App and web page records
* * * * * * *

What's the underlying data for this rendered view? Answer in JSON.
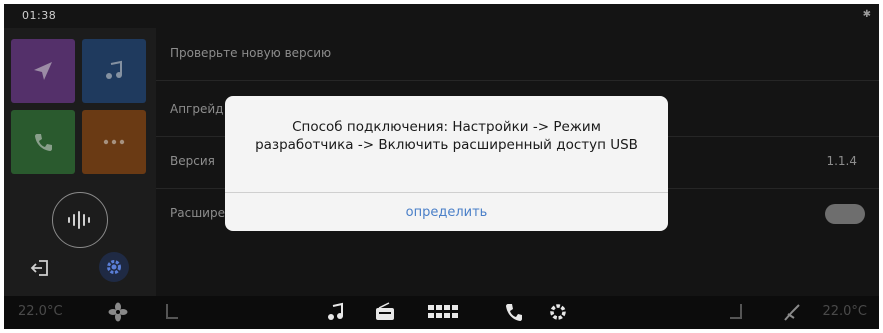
{
  "status": {
    "time": "01:38",
    "bluetooth_icon": "bluetooth-icon"
  },
  "sidebar": {
    "tiles": [
      {
        "icon": "navigation-icon",
        "color": "#54306a"
      },
      {
        "icon": "music-icon",
        "color": "#1f3a5e"
      },
      {
        "icon": "phone-icon",
        "color": "#2a5a2e"
      },
      {
        "icon": "more-icon",
        "color": "#6a3a14"
      }
    ],
    "voice_icon": "voice-assistant-icon",
    "exit_icon": "exit-icon",
    "settings_icon": "gear-icon"
  },
  "settings": {
    "check_update_label": "Проверьте новую версию",
    "upgrade_label": "Апгрейд",
    "version_label": "Версия",
    "version_value": "1.1.4",
    "extended_label": "Расширенный доступ USB",
    "extended_toggle_on": false
  },
  "dialog": {
    "message": "Способ подключения: Настройки -> Режим разработчика -> Включить расширенный доступ USB",
    "button_label": "определить"
  },
  "dock": {
    "temp_left": "22.0°C",
    "temp_right": "22.0°C",
    "icons": [
      "fan-icon",
      "seat-left-icon",
      "music-icon",
      "radio-icon",
      "apps-icon",
      "phone-icon",
      "settings-icon",
      "seat-right-icon",
      "seat-heat-icon"
    ]
  }
}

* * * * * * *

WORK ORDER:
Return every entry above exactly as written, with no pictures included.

TASK ANSWER:
What's the underlying data for this rendered view? Answer in JSON.
{
  "status": {
    "time": "01:38",
    "bluetooth_icon": "bluetooth-icon"
  },
  "sidebar": {
    "tiles": [
      {
        "icon": "navigation-icon",
        "color": "#54306a"
      },
      {
        "icon": "music-icon",
        "color": "#1f3a5e"
      },
      {
        "icon": "phone-icon",
        "color": "#2a5a2e"
      },
      {
        "icon": "more-icon",
        "color": "#6a3a14"
      }
    ],
    "voice_icon": "voice-assistant-icon",
    "exit_icon": "exit-icon",
    "settings_icon": "gear-icon"
  },
  "settings": {
    "check_update_label": "Проверьте новую версию",
    "upgrade_label": "Апгрейд",
    "version_label": "Версия",
    "version_value": "1.1.4",
    "extended_label": "Расширенный доступ USB",
    "extended_toggle_on": false
  },
  "dialog": {
    "message": "Способ подключения: Настройки -> Режим разработчика -> Включить расширенный доступ USB",
    "button_label": "определить"
  },
  "dock": {
    "temp_left": "22.0°C",
    "temp_right": "22.0°C",
    "icons": [
      "fan-icon",
      "seat-left-icon",
      "music-icon",
      "radio-icon",
      "apps-icon",
      "phone-icon",
      "settings-icon",
      "seat-right-icon",
      "seat-heat-icon"
    ]
  }
}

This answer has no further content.